I finally had an opportunity to use Yahoo Pipes to do something useful.
The quest: Create a super-feed that aggregates a bunch of different Google developer blogs (12 in all), including AJAX Search API, Gears, Gadgets, OpenSocial, Open Source, Mashup Editor, Web Toolkit, App Engine, Google Code, iGoogle, Desktop, and Data API blogs. And: Show the most recent 8 entries for each of the 12 blogs.
Also: Make a searchable version of same, so that you can do a search for (let's say) "Atom" across all 96 latest blog entries in the 12 categories.
I was inspired to create this Pipes-app (plumbingware?) when I saw the recent press release concerning ArnoldIT's Google monitoring service. The ArnoldIT aggregator is dubbed "Overflight" (for reasons known only to the CIA, perhaps).
I was disappointed to find that Overflight is not available as an RSS feed. It also is not searchable. Hence, I went ahead and mashed together my own version of Overflight using Pipes.
As it turns out, I was able to create the Pipe app in a matter of 90 minutes or so (around half an hour longer than I'd budgeted). I didn't have time to aggregate all 74 Google blogs, so I focused just on twelve developer blogs. The resulting app is at Google Developer Blogs Super-Feed, which you can subscribe to here. The keyword-search version is here. (It supports single words or exact phrases.)
I confess I was skeptical, at first, as to whether the performance of a Pipes app that draws together 96 content items from 12 feeds could possibly be acceptable. It turns out to be amazingly fast. Even the queryable version is fast. I have yet to run a keyword or key-phrase search that takes more than 4 seconds to bring back results.
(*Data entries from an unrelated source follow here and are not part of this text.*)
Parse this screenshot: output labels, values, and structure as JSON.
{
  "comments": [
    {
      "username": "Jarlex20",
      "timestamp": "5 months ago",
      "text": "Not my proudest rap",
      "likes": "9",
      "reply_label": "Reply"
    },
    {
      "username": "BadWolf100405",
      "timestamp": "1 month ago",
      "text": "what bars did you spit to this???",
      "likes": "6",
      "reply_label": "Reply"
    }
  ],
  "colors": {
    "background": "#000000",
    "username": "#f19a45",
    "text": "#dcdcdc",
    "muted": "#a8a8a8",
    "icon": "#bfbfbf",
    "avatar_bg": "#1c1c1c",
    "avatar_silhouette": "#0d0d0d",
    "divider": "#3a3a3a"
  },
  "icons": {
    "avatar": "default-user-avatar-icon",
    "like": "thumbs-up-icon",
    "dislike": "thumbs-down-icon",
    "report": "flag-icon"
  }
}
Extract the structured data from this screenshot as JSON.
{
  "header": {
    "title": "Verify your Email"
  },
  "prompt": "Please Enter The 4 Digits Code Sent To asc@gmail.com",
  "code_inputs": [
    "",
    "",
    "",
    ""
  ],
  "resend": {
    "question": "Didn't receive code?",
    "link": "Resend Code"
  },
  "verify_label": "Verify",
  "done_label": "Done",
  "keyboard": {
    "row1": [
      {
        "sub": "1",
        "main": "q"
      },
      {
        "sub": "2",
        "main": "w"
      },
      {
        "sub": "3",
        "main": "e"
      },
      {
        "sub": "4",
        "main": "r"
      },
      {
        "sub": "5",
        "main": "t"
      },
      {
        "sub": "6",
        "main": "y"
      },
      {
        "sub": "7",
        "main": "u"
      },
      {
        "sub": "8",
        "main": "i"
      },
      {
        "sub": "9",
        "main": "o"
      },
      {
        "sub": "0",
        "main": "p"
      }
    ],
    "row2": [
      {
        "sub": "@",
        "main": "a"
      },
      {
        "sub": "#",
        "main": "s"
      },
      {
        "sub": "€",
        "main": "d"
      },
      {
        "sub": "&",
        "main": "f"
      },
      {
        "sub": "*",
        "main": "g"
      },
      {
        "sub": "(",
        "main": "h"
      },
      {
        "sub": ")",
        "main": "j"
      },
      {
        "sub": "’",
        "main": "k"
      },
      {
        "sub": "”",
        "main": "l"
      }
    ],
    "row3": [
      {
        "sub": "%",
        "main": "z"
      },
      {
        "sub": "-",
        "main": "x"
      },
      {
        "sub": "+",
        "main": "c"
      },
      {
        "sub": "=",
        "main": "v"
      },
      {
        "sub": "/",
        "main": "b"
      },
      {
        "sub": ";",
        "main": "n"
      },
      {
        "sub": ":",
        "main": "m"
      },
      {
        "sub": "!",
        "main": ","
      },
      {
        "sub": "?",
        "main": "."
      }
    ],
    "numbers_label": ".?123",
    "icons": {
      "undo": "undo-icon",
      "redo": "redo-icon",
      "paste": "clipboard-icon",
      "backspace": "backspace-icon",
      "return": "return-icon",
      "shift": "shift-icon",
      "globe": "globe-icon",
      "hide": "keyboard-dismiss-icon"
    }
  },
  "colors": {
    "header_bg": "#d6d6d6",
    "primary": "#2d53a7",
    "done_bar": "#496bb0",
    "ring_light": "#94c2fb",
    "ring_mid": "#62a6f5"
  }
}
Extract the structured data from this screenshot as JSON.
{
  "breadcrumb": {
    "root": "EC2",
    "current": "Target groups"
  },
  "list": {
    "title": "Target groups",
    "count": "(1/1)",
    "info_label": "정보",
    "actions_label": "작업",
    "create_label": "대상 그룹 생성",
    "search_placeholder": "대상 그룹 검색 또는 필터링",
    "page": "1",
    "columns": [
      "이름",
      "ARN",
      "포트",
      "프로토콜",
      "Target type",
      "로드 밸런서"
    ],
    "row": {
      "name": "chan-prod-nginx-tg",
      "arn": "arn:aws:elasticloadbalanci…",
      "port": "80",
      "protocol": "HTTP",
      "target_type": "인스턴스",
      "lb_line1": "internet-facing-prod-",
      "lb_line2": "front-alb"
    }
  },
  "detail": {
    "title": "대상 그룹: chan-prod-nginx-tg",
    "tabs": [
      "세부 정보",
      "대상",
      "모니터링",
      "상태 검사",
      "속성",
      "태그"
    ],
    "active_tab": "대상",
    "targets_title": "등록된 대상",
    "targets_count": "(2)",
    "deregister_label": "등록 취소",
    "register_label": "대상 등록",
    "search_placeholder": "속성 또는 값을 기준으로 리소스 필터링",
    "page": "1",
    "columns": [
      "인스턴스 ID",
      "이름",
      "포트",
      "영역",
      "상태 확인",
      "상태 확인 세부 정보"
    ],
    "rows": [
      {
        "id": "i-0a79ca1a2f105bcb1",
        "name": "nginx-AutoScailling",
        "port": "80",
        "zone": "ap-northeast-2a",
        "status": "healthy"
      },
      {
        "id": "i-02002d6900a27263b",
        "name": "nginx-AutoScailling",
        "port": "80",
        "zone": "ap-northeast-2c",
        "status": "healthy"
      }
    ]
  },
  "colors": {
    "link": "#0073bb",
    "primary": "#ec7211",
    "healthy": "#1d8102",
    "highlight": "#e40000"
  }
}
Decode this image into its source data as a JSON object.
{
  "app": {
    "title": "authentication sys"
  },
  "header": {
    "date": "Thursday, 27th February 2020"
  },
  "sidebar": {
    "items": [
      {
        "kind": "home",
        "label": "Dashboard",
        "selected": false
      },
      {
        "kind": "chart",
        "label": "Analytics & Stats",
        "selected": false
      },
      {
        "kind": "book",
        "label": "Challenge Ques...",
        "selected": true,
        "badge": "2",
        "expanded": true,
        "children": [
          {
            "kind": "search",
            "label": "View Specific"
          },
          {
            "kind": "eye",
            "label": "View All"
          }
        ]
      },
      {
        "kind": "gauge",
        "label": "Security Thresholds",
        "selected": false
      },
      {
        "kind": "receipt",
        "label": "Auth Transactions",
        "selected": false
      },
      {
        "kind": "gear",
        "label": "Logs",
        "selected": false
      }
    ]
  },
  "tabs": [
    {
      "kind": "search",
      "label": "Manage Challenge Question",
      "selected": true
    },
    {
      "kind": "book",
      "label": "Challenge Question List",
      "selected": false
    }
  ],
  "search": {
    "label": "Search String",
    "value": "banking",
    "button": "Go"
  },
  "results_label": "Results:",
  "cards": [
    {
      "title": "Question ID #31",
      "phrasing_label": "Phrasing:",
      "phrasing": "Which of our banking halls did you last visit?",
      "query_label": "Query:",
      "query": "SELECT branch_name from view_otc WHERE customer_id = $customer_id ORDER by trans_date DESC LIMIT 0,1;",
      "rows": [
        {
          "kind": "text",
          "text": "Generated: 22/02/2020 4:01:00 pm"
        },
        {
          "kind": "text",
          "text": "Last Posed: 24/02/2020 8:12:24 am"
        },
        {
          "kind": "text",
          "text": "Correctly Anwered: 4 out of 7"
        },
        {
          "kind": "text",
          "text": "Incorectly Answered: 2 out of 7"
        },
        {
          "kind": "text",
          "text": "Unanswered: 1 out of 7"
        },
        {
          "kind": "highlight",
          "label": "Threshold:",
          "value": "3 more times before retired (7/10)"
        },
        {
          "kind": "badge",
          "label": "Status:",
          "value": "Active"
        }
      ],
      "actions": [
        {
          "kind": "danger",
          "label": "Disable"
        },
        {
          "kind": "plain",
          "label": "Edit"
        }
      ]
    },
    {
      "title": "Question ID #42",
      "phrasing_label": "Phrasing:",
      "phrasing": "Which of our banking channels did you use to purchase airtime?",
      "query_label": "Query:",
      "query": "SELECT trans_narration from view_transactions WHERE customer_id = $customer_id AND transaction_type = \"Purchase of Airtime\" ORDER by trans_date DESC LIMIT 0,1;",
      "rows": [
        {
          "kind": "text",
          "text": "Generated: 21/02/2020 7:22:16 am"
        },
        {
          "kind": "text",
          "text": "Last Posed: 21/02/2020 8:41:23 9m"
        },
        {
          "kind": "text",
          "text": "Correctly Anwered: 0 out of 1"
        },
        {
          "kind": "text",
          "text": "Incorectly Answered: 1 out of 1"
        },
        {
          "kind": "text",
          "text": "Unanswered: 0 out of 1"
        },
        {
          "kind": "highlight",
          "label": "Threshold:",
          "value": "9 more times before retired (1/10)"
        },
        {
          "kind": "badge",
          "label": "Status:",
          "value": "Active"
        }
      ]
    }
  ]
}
If you haven't tried Pipes yet, you should definitely spend a few minutes exploring it. It's a bit klutzy and constraining (in my experience), and it's sure to frustrate many a grizzled Java or C++ developer. But as a visual Web-app designer, it's an interesting approach. Here's hoping Yahoo takes it a bit further.